Finally, it’s time to turn to how to best market these offers beyond their placement. Marketing considerations include what language to use in protection plan call-to-actions (CTAs), FAQs, and other content. Here are a few tips for crafting effective - and compliant - language:
- Prioritize clarity: When in doubt, use language that is clear to consumers. For example, “Add accident protection” is much clearer than “Add more coverage”.
- Stay compliant: Work with your product protection partner to figure out which language you can and can’t use to stay compliant with laws around product protection plans.
- Highlight differentiated value: Be sure to surface key benefits included with a product protection purchase, such as great customer service, and explain the difference between these plans and other warranties already included.
- Explain how it works: Customers often want to understand what the experience is if they want to use their extended warranty, so share a bit about what they can expect.
- Talk about coverage: Coverage details are one of the most important factors consumers consider when purchasing a protection plan, so highlight what they get.
- Keep it transparent: Be clear about which company you’re partnering with to deliver these product protection plans, so that if/when a customer needs to use their warranty, they’re not confused about who to work with.
Next Step: Optimization
Remember that, after you launch, there’s a lot of opportunity to optimize each and every aspect of your product protection program! After some initial data collection around the success of your program, think about what you’d like to test in each of the above areas. For example:
- Coverage: If you initially launched with extended coverage that focuses on product defects and malfunctions, try offering a plan that includes accidental coverage.
- Pricing: See how scaling pricing up or down impacts attachment rate, or even try out promotions to offer plans at a dramatically low price in order to improve overall site conversion rate.
- Placements: Try out new placements you didn’t initially launch with to see how many more customers engage. If you started on-site, try out a post-purchase campaign, or if you started with a post-purchase placement only, consider adding the offers on-site.

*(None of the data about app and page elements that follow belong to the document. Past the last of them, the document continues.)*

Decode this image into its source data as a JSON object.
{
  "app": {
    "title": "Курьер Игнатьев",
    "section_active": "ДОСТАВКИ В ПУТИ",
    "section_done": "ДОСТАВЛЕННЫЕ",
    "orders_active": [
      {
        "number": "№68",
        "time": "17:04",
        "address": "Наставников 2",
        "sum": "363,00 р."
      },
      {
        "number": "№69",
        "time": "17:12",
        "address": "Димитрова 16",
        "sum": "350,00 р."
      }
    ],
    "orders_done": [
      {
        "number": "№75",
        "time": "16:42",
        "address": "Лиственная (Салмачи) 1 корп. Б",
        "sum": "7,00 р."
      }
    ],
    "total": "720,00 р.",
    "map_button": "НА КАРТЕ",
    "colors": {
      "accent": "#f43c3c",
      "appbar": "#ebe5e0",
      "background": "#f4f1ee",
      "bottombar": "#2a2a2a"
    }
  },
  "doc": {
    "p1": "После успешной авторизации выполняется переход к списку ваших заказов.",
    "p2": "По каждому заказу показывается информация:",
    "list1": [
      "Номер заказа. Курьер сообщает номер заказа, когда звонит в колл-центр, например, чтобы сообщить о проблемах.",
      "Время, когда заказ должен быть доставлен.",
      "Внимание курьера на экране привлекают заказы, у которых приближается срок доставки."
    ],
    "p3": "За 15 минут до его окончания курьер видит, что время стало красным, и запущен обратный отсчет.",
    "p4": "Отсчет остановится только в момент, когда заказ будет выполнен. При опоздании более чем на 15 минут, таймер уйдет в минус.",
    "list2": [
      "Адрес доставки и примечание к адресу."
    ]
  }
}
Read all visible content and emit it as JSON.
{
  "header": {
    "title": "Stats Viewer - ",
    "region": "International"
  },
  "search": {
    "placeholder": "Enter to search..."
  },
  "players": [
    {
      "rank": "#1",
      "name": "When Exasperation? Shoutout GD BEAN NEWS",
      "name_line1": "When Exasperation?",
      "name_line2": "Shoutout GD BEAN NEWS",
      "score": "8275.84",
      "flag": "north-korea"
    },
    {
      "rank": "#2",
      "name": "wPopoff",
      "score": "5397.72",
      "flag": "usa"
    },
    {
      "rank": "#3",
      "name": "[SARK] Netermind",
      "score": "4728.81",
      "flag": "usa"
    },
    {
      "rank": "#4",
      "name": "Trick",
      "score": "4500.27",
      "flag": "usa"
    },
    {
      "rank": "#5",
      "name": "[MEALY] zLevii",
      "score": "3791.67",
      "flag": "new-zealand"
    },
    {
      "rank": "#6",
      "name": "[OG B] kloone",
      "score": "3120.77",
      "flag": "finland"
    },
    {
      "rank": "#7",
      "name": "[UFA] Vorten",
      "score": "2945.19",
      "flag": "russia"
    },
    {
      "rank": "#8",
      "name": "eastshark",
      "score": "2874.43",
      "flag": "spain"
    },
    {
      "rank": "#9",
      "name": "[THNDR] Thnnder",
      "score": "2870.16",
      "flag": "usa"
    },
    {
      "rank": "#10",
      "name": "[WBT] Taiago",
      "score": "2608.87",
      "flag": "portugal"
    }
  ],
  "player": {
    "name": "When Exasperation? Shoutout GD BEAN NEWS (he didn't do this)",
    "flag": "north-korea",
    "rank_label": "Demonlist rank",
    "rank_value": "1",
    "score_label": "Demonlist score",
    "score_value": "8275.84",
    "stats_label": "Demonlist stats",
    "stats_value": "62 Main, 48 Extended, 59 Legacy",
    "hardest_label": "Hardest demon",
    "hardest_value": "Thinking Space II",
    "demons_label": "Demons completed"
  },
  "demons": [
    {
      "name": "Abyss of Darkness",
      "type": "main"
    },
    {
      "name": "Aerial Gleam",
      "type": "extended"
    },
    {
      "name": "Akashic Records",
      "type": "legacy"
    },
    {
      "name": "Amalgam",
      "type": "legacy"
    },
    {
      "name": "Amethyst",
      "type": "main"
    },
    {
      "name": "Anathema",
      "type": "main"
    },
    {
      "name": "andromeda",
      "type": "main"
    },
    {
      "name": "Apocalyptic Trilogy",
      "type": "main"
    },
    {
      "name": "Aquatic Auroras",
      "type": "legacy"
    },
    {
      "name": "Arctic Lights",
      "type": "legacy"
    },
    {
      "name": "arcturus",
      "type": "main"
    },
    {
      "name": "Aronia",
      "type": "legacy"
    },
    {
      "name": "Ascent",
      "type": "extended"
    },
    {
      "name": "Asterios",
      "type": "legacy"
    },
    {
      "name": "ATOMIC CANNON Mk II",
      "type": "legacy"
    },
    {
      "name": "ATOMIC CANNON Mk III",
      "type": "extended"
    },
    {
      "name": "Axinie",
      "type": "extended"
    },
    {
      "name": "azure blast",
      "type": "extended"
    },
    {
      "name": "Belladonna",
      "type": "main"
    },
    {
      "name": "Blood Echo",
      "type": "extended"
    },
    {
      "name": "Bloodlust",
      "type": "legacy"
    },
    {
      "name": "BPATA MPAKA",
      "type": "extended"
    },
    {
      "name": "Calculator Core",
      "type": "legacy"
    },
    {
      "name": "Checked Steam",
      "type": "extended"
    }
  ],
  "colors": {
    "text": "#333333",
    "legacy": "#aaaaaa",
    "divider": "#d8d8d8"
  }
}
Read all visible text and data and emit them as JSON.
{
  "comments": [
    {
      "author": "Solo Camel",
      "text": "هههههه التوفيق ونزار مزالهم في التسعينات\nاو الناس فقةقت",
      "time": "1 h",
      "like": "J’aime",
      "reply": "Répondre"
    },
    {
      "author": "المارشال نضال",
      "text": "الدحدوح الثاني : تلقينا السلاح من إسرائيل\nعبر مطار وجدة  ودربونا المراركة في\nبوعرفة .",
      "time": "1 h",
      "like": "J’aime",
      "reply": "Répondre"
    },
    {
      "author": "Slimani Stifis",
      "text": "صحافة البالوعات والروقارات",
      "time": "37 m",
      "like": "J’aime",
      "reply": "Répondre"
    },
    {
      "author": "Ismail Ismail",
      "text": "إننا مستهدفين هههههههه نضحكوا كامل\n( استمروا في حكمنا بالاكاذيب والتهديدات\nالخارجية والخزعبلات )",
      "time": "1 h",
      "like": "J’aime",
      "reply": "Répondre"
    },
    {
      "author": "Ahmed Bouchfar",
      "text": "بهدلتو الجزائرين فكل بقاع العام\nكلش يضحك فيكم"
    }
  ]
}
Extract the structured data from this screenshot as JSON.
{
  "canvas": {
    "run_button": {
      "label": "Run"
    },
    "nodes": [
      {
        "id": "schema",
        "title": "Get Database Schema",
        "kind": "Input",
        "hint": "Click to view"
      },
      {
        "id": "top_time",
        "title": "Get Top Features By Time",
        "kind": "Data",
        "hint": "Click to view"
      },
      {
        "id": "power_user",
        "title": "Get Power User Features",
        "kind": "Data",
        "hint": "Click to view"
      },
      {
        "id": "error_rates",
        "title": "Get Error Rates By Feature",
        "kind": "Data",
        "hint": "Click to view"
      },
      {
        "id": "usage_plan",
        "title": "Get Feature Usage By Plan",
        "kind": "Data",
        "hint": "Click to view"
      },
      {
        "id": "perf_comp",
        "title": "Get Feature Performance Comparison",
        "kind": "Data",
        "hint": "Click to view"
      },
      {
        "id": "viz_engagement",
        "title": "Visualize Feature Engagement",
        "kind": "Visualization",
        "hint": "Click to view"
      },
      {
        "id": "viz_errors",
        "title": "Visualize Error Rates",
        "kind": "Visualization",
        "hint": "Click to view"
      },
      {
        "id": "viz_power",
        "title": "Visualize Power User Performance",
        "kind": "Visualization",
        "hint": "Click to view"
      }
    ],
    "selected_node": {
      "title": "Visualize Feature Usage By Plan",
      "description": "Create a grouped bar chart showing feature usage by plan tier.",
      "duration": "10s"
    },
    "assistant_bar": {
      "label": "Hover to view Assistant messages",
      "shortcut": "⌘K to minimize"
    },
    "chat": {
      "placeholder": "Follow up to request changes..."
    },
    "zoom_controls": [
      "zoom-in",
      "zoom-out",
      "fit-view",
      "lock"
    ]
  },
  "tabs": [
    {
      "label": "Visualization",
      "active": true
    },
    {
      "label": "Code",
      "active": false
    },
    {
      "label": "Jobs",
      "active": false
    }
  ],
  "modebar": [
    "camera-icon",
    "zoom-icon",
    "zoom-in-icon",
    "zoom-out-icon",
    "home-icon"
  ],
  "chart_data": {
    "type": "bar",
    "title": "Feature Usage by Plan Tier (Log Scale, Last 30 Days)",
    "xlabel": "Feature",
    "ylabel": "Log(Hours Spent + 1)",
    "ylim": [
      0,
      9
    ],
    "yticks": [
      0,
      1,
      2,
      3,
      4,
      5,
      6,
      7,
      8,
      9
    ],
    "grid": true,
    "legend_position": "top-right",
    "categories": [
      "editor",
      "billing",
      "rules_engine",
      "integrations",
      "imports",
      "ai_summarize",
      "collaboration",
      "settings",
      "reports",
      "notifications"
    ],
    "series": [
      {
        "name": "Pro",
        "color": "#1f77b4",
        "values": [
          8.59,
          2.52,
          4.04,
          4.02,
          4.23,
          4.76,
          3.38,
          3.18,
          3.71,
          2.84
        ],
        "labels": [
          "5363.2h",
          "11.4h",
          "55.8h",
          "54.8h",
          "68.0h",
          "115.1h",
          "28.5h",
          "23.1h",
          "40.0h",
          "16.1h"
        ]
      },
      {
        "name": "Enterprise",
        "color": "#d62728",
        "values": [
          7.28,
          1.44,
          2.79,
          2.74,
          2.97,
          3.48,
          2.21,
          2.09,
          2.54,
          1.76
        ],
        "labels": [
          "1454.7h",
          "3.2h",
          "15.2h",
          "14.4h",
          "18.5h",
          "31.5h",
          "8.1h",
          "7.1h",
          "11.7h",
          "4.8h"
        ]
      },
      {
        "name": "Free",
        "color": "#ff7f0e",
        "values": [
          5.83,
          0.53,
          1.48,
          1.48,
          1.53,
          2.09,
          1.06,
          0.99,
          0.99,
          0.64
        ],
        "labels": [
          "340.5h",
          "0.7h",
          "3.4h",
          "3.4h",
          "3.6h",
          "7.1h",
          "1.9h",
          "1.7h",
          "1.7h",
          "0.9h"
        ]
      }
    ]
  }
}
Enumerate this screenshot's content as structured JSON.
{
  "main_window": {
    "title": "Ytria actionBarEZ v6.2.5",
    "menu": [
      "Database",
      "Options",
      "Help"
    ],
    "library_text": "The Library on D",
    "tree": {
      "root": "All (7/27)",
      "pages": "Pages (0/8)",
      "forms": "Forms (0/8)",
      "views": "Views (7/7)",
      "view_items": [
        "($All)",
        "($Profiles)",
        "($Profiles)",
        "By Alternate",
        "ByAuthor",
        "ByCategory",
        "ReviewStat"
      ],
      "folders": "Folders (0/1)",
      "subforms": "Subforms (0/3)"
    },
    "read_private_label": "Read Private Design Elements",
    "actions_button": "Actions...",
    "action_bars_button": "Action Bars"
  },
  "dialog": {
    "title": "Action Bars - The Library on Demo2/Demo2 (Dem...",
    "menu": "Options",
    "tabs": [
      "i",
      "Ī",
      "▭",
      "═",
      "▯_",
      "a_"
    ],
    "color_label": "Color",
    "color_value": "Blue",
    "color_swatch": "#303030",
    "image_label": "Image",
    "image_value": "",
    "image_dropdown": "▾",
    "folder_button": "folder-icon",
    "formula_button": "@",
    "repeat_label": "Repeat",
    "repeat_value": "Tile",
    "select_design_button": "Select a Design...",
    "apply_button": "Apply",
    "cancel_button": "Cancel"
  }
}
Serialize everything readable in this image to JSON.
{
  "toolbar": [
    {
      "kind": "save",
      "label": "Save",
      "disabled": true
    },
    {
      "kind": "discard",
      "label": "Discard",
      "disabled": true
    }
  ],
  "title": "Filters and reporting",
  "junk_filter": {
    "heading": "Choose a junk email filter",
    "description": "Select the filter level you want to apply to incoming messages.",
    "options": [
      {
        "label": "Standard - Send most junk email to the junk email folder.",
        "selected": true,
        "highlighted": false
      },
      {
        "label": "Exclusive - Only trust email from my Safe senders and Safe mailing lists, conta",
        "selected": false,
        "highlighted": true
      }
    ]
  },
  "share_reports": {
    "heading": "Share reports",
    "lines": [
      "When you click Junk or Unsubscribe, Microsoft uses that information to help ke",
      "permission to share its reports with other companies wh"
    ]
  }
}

- Marketing: For each of your placements, try out different wording or styles to see the impact on attachment rates.
An extended warranty program can offer significant revenue growth while serving up valuable protection customers want. With these key factors mapped out and customized to your business goals and customer needs, you’ll be ready to launch your first product protection program.